Q:  I am serving on a board that has chosen to focus on its governance over the next year. We have put together a governance task force. The idea is that, while two board directors will co-chair this task force, we would recruit professionals with expertise in the area to guide us in the creation of a strong governance development plan. I have two questions. Does this sound like a good idea? And, if so, what types of people would you suggest we recruit to help us in this process?

 

A:  I think it’s an excellent idea. I actually have served in the “governance expert” role for two organizations over the years, and both were able to accomplish a lot, quickly, because of it. But, there are some caveats. Governance by its very nature is best dealt with by the board that will be governed by the decisions that come out of the task force. So, if you are going to pull in outside experts, it requires a true openness to outsider opinion. It is all too easy for directors to get defensive when hearing a stream of “should,” or even “could.” To combat this, you might want to consider having at least half of the task force populated with your own directors, so it becomes a true and equal exchange of ideas.

As to the type of people you could ask to join your governance task force to contribute “expert” opinion, you might consider individuals who have chaired either the board or governance committee of strong organizations in your community. It would not have to be organizations with a related mission. You could also consider someone who chaired a national organization or governance committee. The person would not have to be local. With today’s technology, that individual could “Skype” in with his/her experiences. Another option is seeing if there is someone who teaches nonprofit management or governance at a local university. If not, here again you might look for some of the most respected governance scholars and see if they would participate virtually. Finally, you can ask consultants that specialize in governance, though understand that sharing this expertise is how they earn their money, and you will either have to find someone who shares a deep passion for your mission or expect to pay.

You might also consider a slightly different approach. You could tap experts to help you perform specific governance tasks. Let me give you four brief examples:

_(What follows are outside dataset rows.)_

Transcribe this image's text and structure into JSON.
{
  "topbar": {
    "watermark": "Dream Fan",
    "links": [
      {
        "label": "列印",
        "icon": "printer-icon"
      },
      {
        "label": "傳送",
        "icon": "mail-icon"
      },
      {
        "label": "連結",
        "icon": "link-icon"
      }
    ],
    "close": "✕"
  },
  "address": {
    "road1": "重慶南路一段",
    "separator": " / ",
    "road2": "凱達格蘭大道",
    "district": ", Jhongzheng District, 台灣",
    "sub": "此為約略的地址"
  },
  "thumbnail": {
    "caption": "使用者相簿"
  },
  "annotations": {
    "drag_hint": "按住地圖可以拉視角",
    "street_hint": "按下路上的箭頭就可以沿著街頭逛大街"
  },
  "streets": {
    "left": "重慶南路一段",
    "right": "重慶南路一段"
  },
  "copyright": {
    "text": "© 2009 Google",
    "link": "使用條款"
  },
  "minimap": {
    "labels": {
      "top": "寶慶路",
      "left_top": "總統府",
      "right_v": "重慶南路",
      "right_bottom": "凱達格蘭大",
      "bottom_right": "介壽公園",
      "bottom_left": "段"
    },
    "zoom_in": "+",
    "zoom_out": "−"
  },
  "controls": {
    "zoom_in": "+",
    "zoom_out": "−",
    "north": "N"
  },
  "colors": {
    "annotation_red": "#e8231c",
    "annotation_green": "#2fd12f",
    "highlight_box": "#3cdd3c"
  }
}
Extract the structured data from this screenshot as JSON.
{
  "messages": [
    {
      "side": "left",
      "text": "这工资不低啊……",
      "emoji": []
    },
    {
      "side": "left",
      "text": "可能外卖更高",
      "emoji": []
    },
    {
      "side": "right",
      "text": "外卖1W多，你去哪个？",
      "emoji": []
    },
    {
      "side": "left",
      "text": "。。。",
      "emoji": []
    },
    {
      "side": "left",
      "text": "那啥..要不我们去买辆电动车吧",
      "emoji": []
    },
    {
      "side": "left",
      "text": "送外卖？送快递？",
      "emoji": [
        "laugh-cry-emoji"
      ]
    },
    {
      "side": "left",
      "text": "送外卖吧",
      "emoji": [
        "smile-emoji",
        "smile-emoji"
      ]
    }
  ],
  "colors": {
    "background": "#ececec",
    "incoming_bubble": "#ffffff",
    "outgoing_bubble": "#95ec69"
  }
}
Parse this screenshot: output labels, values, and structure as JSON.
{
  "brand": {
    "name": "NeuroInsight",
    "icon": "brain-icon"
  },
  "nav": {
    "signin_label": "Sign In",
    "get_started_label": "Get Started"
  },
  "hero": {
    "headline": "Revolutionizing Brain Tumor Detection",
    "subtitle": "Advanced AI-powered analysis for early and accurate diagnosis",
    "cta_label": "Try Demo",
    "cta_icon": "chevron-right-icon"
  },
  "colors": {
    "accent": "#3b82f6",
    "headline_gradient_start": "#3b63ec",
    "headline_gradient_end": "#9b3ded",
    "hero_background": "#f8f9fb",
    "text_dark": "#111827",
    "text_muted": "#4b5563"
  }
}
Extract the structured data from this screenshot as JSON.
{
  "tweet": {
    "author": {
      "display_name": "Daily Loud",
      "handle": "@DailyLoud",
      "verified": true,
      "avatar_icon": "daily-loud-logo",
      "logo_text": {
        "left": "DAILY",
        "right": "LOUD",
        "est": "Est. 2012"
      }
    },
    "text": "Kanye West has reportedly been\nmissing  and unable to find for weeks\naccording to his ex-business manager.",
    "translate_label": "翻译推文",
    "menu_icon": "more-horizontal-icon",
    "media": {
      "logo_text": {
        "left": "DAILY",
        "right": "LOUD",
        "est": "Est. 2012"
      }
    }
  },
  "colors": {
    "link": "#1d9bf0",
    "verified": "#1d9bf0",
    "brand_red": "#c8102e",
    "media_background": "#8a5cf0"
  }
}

  • Is it time to make compensation decisions for your executive director? What about calling on people like an HR manager, a compensation specialist, a business or law professor that specializes in compensation, or even a local reporter that has written an article on nonprofit compensation or authored a compensation study? They would only have to meet a couple times to complete the task at hand. Most people would be willing to help out a worthy nonprofit under such a condition.
  • What about conduct board evaluations? While people are more likely to buy into any need for change if they self-evaluate, or the evaluation is done by a peer, here too utilizing experts who have traveled this road before might help your organization avoid some potentially damaging pitfalls. HR specialists again top the list when moving forward with this practice. A therapist might help ensure the group “hears” the feedback and is willing to do the work necessary to modify actions or behaviors. You could also ask someone from another nonprofit that did this work for his/her own organization to guide you through the process. In this case, it might be most effective if the person was previously unknown to the group.
  • Recruitmentis a critical and ongoing governance function. HR people are an obvious choice to help you find the “right” people, as are headhunters, because they have to do this work all the time. But consider others, like recruiters for the military or admissions officers at universities.
  • Does your board wish to exercise more intentionaldecision-making? An obvious choice is a CEO or COO of a major corporation in your city. So is a professor of business, industrial psychology or organizational communication who teaches decision-making. But, you could also bring in a philosopher or a CIA analyst. They are specially trained in this area.

Definitely pursue this idea. Be creative when thinking through the types of people that could help you strengthen your governance. Identify the best of the best. And ask.

One last thought…Be prepared to share what you can offer these experts in exchange for their time and knowledge. It doesn’t have to be tangible. Many would appreciate the opportunity to help promote an important mission, or to work with other high caliber experts. There is always something of value you can offer.